LINK Volunteer Gains from Giving

LINK Volunteer Gains from Giving

When Sterling resident Roberta Bruckschen is in LINK’s food pantry stocking the shelves, she wants to stay there.

“It’s addicting. You get [in] there and you just can’t quit,” said Bruckschen, a LINK volunteer in the early 1970s who returned to the nonprofit, all-volunteer organization three years ago. “I had a lot of time to get involved with them.”

Bruckschen, who now is retired, serves as the food pantry coordinator year-round, putting in an average of two to three hours a day until the holiday season, when she works about eight hours a day.
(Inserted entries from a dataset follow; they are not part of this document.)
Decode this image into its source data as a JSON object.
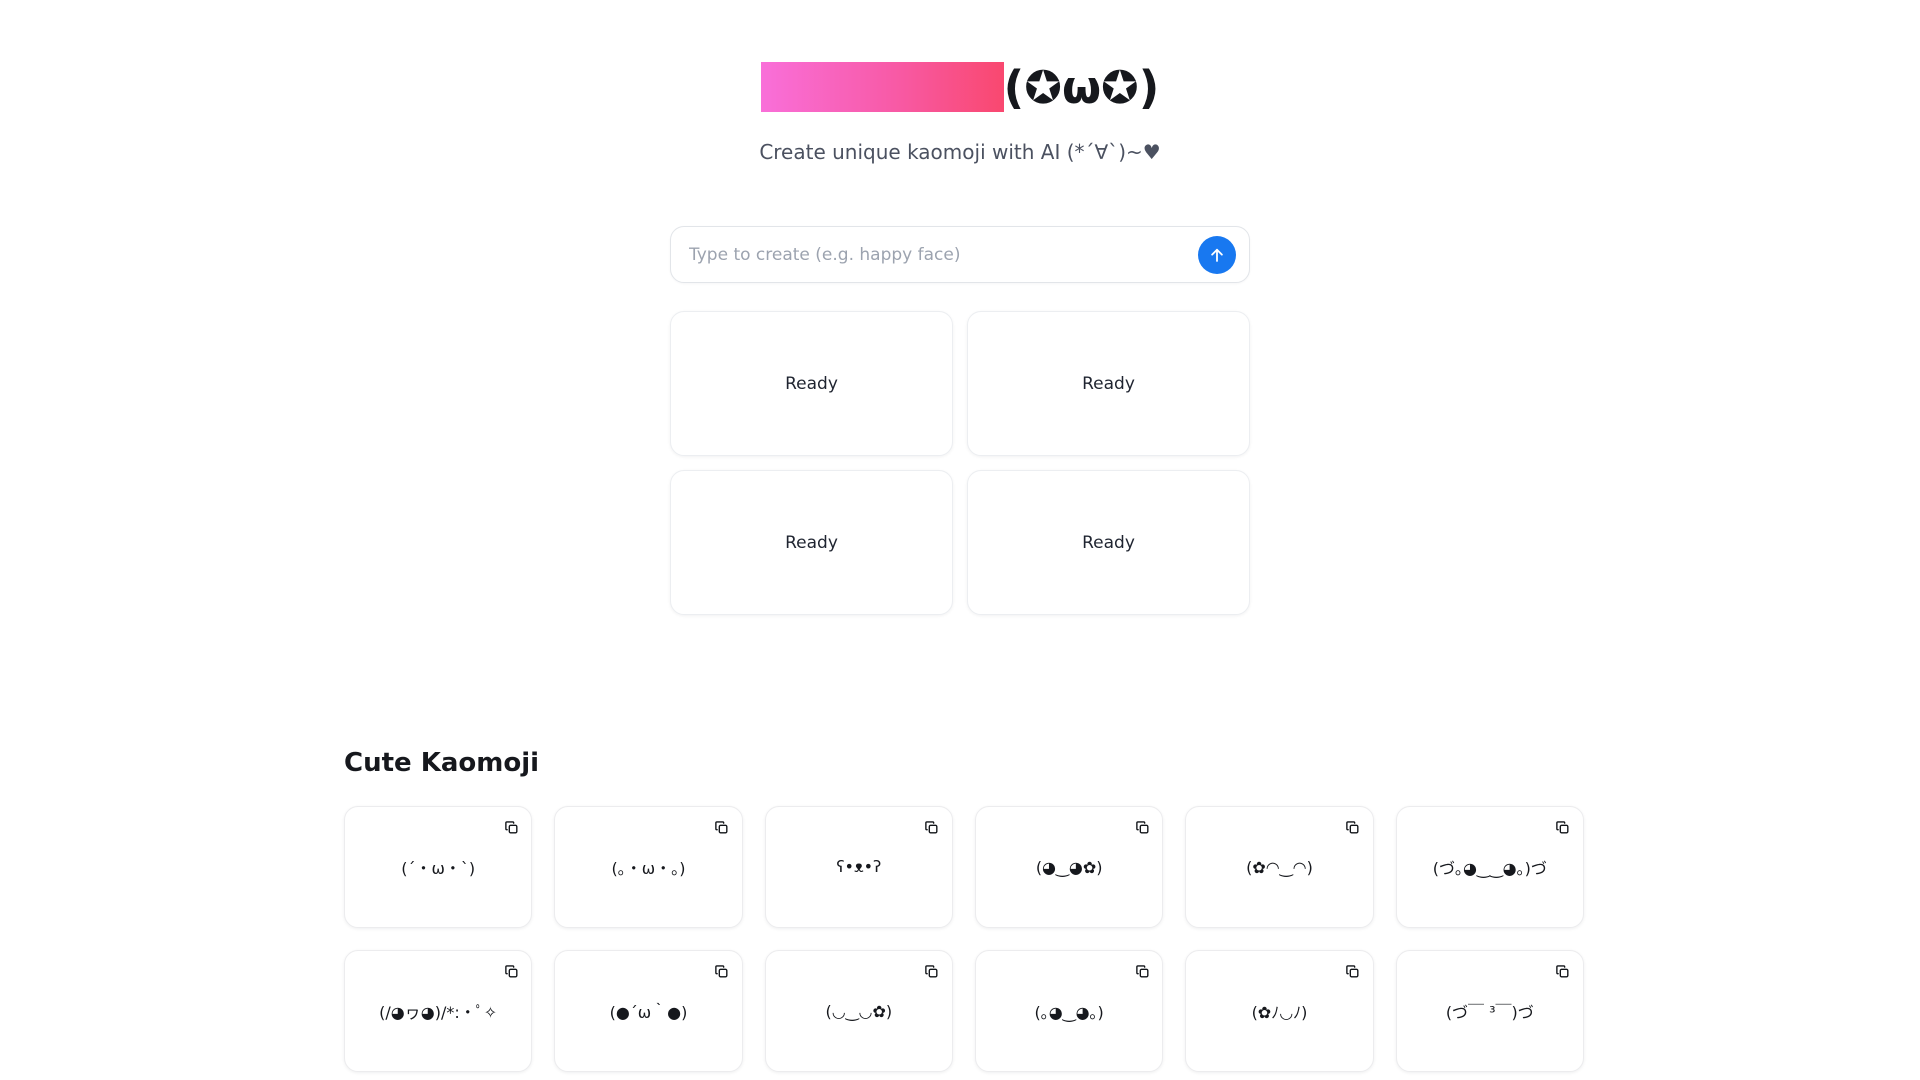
{
  "header": {
    "title_kaomoji": "(✪ω✪)",
    "subtitle": "Create unique kaomoji with AI (*´∀`)~♥",
    "gradient_start": "#f96fd9",
    "gradient_end": "#f9486f"
  },
  "search": {
    "placeholder": "Type to create (e.g. happy face)",
    "value": "",
    "submit_icon": "arrow-up-icon",
    "submit_color": "#1878f0"
  },
  "results": [
    {
      "status": "Ready"
    },
    {
      "status": "Ready"
    },
    {
      "status": "Ready"
    },
    {
      "status": "Ready"
    }
  ],
  "gallery": {
    "title": "Cute Kaomoji",
    "copy_icon": "copy-icon",
    "items": [
      {
        "kaomoji": "(´・ω・`)"
      },
      {
        "kaomoji": "(｡・ω・｡)"
      },
      {
        "kaomoji": "ʕ•ᴥ•ʔ"
      },
      {
        "kaomoji": "(◕‿◕✿)"
      },
      {
        "kaomoji": "(✿◠‿◠)"
      },
      {
        "kaomoji": "(づ｡◕‿‿◕｡)づ"
      },
      {
        "kaomoji": "(/◕ヮ◕)/*:・ﾟ✧"
      },
      {
        "kaomoji": "(●´ω｀●)"
      },
      {
        "kaomoji": "(◡‿◡✿)"
      },
      {
        "kaomoji": "(｡◕‿◕｡)"
      },
      {
        "kaomoji": "(✿ﾉ◡ﾉ)"
      },
      {
        "kaomoji": "(づ￣ ³￣)づ"
      }
    ]
  }
}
“She’s open to helping people out. It doesn’t matter if it’s night or day or the weekend. She just cares about other people,” said Herndon resident Carol Lavery, vice president of LINK and a volunteer for the organization for the past 10 years. “For the small things, we know we can call her. We know she’ll find somebody.”

Bruckschen makes sure the pantry is staffed with volunteers — two people to rotate answering the phones every two weeks and four people to load up boxes of food for delivering to needy families in Ashburn, Sterling and Herndon 52 weeks a year. She finds at least one person to pick up food from the Sterling Park Safeway four days a week to deliver to the pantry, the homeless shelters in Loudoun and Fairfax counties and a subsidized housing unit in Sterling Park.

“It’s good there are organizations out there that can help. We help a lot of people hit by 9/11 and the layoffs at AOL [America Online, Inc.] and WorldCom [Inc.],” Bruckschen said.

LINK DELIVERED food to 582 families so far this year, including 982 adults and 1,257 children, and gave out $11,440 worth of grocery-store gift certificates. LINK delivers food to an average of 200 people a month, said Mark Gunderman, LINK spokesperson.

“Some of the families we help … to loosen up some of their money to pay bills and buy medicines,” Bruckschen said.

LINK’s 15 member churches take turns each month collecting and delivering food to the needy. One of the churches is the one Bruckschen has attended since the early 1970s, Christ the Redeemer in Sterling.

Before LINK organized in 1972, Christ the Redeemer fixed food baskets for the needy, sometimes overlapping the work of other churches by delivering to the same families. LINK formed in 1972 when five churches decided to coordinate their efforts and avoid the double deliveries.

“Lots of churches did it, that’s why we started working together,” Bruckschen said.

After LINK formed, Bruckschen volunteered with the organization for four to six years, helping collect and deliver the food that had to be stored in the homes of LINK volunteers until about 10 years ago.

“I see Roberta as one of the leaders in the LINK organization,” Gunderman said. “She’s a great mentor to people who are starting to volunteer. She has a lot of community program insight. She knows the Sterling community very well.”

BRUCKSCHEN STOPPED volunteering in the mid- to late 1970s for personal reasons, then returned to the organization in 1999. “I felt the need was out there,” she said. “I like the feeling, the gratification, what it is to help people who need the help. … I guess you can appreciate life more knowing you’re able to help others.”

Each year, Bruckschen’s volunteer workload increases during the holidays. She sends letters to schools asking for support for the holiday food baskets given to needy families, then arranges dates to pick up the food the schools collect. This year, she started answering the phone lines to help those seeking to receive the food baskets during the Thanksgiving Holiday Basket program, which was held last Saturday at Christ Redeemer Church and Trinity Presbyterian Church in Herndon.

That day, Bruckschen greeted people at the door as they entered Christ Redeemer Church, where they selected food for their families at the makeshift mini-supermarket inside the church. She checked their identification and basket numbers and made sure they had a shopping escort.

“It’s a good feeling when you can see the results of what you’ve done,” Bruckschen said.

Community volunteer Ed Linek calls Bruckschen "a gold mine in Sterling." "Her efforts with LINK and other organizations have helped many people in this community," said Linek, a Sterling resident. "She is a quiet lovable individual that does her charity work without a big fanfare. She's one person everyone should be proud [lives] in this area."

BRUCKSCHEN is an active member of the Ladies Auxiliary to the Veterans of Foreign Wars, where she has served as treasurer and secretary for the past 10 years. She also is a member of the Sterling Ruritan Club.

Almost nine years ago, Bruckschen retired from an 18-year career at Giant Food Inc. to take care of her grandchildren. She and her husband Hugh Bruckschen, a retired printer from the American Newspapers Association who also volunteers, have three children and four grandchildren. They will have been married 47 years Dec. 1.

“We help each other out when we get these volunteer jobs … if we get overextended,” Bruckschen said.